■ Task inputs:

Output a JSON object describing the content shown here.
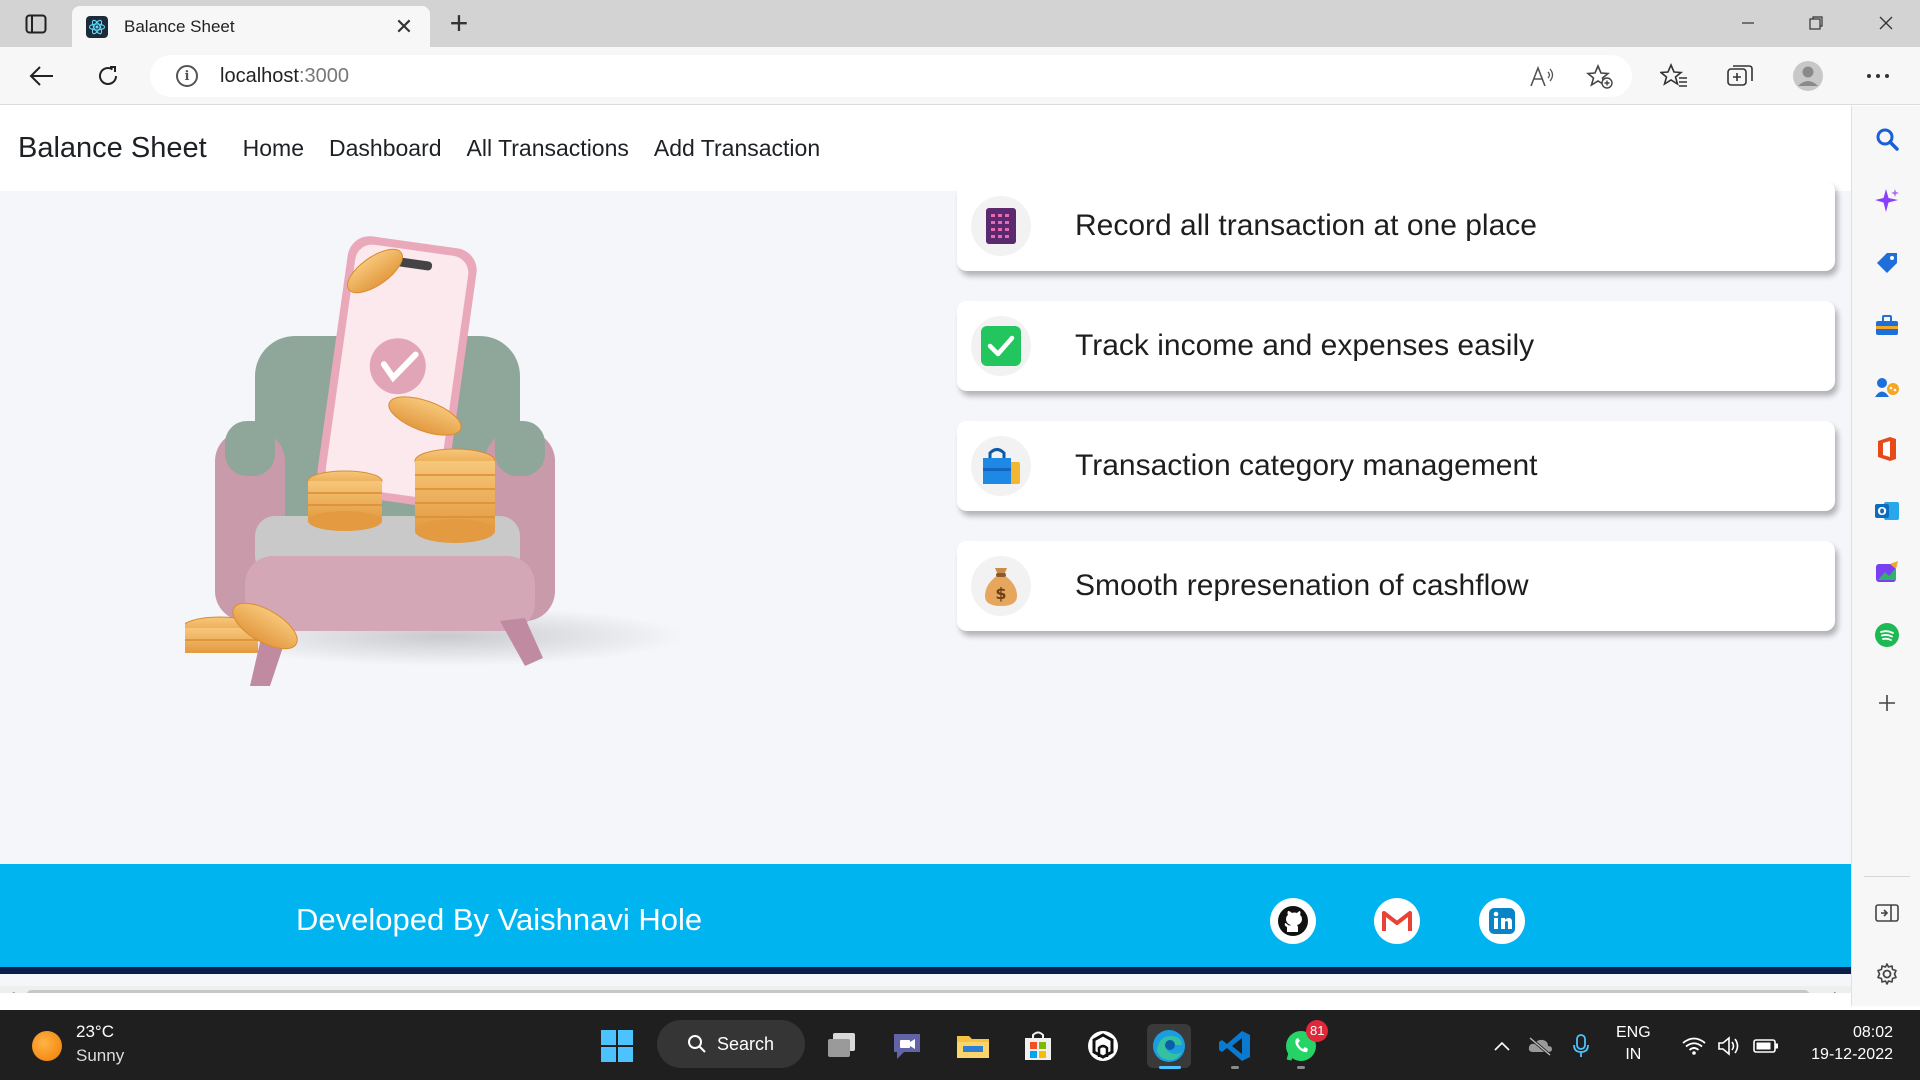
{
  "browser": {
    "tab_title": "Balance Sheet",
    "close_tab_glyph": "✕",
    "new_tab_glyph": "+",
    "url_host": "localhost",
    "url_port": ":3000",
    "info_glyph": "i"
  },
  "navbar": {
    "brand": "Balance Sheet",
    "links": [
      "Home",
      "Dashboard",
      "All Transactions",
      "Add Transaction"
    ]
  },
  "features": [
    {
      "text": "Record all transaction at one place",
      "icon": "ledger-book-icon"
    },
    {
      "text": "Track income and expenses easily",
      "icon": "check-mark-icon"
    },
    {
      "text": "Transaction category management",
      "icon": "shopping-bags-icon"
    },
    {
      "text": "Smooth represenation of cashflow",
      "icon": "money-bag-icon"
    }
  ],
  "footer": {
    "credit": "Developed By Vaishnavi Hole",
    "socials": [
      "github-icon",
      "gmail-icon",
      "linkedin-icon"
    ]
  },
  "taskbar": {
    "weather_temp": "23°C",
    "weather_condition": "Sunny",
    "search_label": "Search",
    "whatsapp_badge": "81",
    "lang_top": "ENG",
    "lang_bottom": "IN",
    "time": "08:02",
    "date": "19-12-2022"
  },
  "colors": {
    "footer_bg": "#00b4f0",
    "footer_border": "#0b1e4b",
    "page_bg": "#f5f6fa"
  }
}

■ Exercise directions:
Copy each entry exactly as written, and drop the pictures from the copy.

■ Output for this exercise:
Output a JSON object describing the content shown here.
{
  "browser": {
    "tab_title": "Balance Sheet",
    "close_tab_glyph": "✕",
    "new_tab_glyph": "+",
    "url_host": "localhost",
    "url_port": ":3000",
    "info_glyph": "i"
  },
  "navbar": {
    "brand": "Balance Sheet",
    "links": [
      "Home",
      "Dashboard",
      "All Transactions",
      "Add Transaction"
    ]
  },
  "features": [
    {
      "text": "Record all transaction at one place",
      "icon": "ledger-book-icon"
    },
    {
      "text": "Track income and expenses easily",
      "icon": "check-mark-icon"
    },
    {
      "text": "Transaction category management",
      "icon": "shopping-bags-icon"
    },
    {
      "text": "Smooth represenation of cashflow",
      "icon": "money-bag-icon"
    }
  ],
  "footer": {
    "credit": "Developed By Vaishnavi Hole",
    "socials": [
      "github-icon",
      "gmail-icon",
      "linkedin-icon"
    ]
  },
  "taskbar": {
    "weather_temp": "23°C",
    "weather_condition": "Sunny",
    "search_label": "Search",
    "whatsapp_badge": "81",
    "lang_top": "ENG",
    "lang_bottom": "IN",
    "time": "08:02",
    "date": "19-12-2022"
  },
  "colors": {
    "footer_bg": "#00b4f0",
    "footer_border": "#0b1e4b",
    "page_bg": "#f5f6fa"
  }
}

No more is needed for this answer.